> [Aim of the task]
Copy out each line of the data below in which the string "watermark" appears.
Start of Entries provided
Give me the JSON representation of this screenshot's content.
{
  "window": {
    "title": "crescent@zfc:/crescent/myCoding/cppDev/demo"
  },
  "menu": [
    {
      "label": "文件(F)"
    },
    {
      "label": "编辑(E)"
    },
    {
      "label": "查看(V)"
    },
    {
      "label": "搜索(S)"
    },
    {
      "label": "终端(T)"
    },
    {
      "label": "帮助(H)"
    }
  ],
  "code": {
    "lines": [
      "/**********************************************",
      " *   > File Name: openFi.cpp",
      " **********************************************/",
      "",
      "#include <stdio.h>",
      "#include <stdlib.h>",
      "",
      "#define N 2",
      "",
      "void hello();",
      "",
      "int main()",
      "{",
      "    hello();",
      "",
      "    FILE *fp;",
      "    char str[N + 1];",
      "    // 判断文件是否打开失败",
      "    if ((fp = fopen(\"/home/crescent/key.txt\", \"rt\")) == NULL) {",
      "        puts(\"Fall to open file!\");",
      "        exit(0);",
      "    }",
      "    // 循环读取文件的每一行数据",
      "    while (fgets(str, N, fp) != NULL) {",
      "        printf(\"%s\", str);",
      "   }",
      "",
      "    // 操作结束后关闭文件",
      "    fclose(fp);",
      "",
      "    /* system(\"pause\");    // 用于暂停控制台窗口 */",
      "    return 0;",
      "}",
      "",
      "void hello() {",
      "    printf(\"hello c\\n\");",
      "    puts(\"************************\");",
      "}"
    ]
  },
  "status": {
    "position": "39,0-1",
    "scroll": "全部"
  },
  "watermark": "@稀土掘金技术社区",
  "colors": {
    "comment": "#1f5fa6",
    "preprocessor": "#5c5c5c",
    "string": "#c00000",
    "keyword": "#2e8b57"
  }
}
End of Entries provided
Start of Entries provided
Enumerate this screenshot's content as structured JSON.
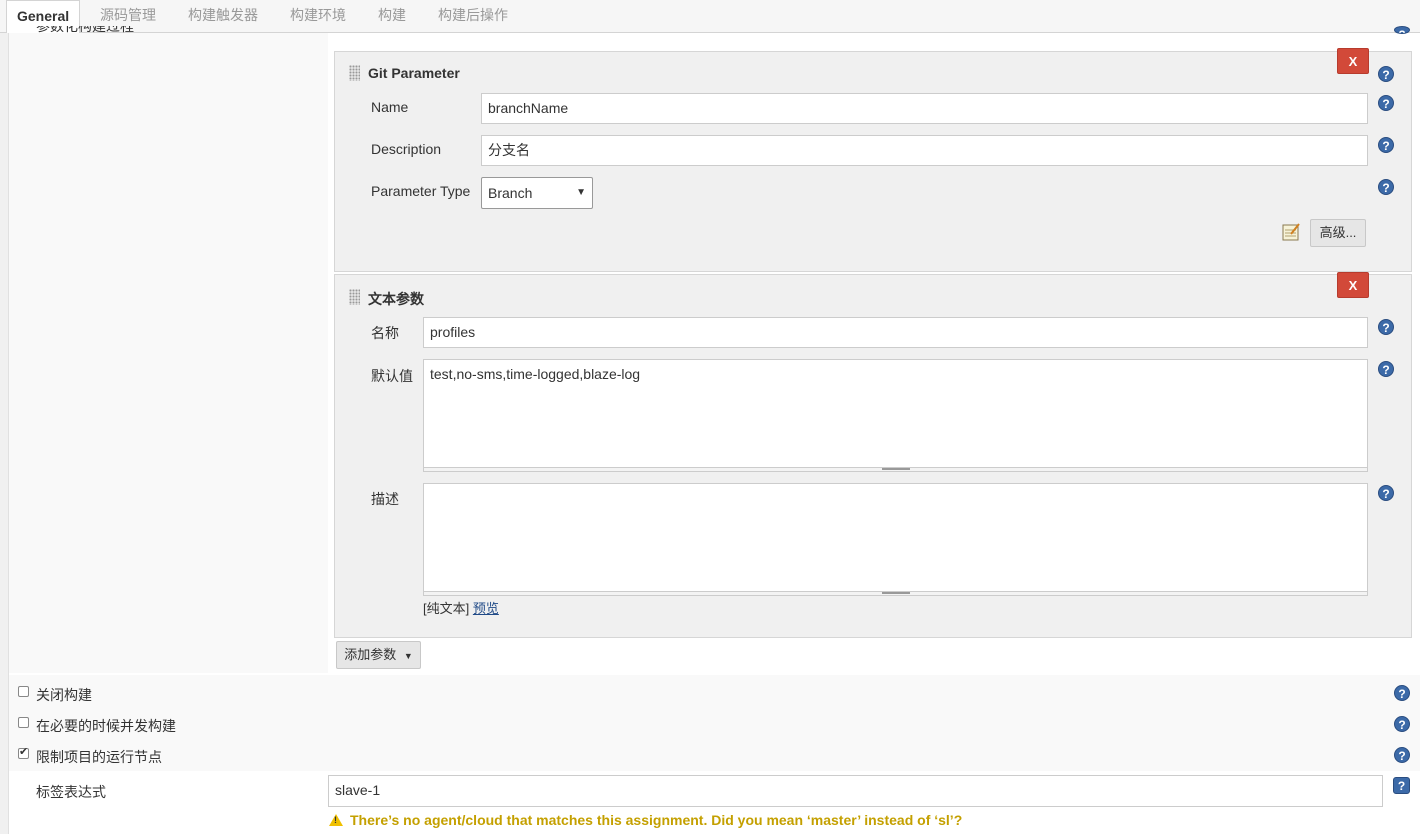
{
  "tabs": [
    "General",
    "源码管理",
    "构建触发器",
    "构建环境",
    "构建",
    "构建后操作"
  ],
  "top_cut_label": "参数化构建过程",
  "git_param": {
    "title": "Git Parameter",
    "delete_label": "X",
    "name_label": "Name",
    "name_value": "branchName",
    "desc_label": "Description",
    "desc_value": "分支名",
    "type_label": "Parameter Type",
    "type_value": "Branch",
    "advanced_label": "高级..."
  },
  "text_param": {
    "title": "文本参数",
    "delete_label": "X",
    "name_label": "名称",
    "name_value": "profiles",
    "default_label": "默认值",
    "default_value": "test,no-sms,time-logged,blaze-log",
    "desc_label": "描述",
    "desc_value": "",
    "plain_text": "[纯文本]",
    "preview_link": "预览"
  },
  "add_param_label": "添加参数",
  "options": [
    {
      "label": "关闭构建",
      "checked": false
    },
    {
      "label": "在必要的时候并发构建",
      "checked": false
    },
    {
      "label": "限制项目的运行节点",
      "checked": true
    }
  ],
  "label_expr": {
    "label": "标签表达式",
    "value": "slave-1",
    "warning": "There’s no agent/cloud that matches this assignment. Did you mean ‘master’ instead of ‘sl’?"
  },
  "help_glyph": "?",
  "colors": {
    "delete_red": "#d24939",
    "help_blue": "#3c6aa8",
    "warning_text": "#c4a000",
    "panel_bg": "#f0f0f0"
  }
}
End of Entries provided
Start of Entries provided
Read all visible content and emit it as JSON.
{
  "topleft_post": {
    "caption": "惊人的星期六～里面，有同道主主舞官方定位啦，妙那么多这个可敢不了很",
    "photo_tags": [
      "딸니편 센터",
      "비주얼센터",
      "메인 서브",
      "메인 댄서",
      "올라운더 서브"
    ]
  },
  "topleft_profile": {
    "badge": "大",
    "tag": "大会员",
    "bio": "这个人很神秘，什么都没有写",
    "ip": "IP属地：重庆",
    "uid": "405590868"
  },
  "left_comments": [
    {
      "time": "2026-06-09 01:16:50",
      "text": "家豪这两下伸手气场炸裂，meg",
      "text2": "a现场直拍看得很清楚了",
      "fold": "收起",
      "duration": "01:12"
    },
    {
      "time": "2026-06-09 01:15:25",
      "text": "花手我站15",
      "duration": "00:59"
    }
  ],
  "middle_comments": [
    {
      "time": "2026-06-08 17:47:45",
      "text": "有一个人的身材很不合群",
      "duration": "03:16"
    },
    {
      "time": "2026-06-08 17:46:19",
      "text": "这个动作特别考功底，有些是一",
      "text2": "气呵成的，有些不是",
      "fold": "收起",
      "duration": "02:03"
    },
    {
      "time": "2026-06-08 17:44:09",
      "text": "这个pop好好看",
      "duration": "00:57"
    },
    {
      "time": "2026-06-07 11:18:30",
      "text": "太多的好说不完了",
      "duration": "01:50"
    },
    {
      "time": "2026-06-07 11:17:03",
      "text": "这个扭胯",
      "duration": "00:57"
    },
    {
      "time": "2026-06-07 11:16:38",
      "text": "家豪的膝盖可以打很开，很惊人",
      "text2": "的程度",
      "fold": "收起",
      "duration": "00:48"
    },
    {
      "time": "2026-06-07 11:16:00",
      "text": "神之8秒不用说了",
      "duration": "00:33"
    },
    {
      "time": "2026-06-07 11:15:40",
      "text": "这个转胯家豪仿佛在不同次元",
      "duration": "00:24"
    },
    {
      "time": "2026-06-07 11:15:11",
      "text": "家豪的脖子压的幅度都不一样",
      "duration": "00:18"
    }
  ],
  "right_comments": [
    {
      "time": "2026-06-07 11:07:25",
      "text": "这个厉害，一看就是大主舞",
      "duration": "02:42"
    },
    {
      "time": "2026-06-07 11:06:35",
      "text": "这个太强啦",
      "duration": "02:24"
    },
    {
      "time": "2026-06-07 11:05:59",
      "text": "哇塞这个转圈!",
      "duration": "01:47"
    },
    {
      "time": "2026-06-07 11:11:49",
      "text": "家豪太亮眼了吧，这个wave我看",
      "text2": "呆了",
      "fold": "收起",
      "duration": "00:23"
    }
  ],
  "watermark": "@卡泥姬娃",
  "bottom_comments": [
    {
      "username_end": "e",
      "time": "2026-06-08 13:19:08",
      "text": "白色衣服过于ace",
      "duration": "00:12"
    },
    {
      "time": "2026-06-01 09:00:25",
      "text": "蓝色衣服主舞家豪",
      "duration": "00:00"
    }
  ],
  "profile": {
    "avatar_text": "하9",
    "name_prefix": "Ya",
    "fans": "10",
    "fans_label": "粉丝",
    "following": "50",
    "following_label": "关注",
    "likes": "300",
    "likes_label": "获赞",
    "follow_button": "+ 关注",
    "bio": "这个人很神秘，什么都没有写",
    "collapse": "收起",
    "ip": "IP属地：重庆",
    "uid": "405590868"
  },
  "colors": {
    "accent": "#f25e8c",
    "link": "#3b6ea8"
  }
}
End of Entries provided
> [Task solution]
  "watermark": "@稀土掘金技术社区",
  "watermark": "@卡泥姬娃",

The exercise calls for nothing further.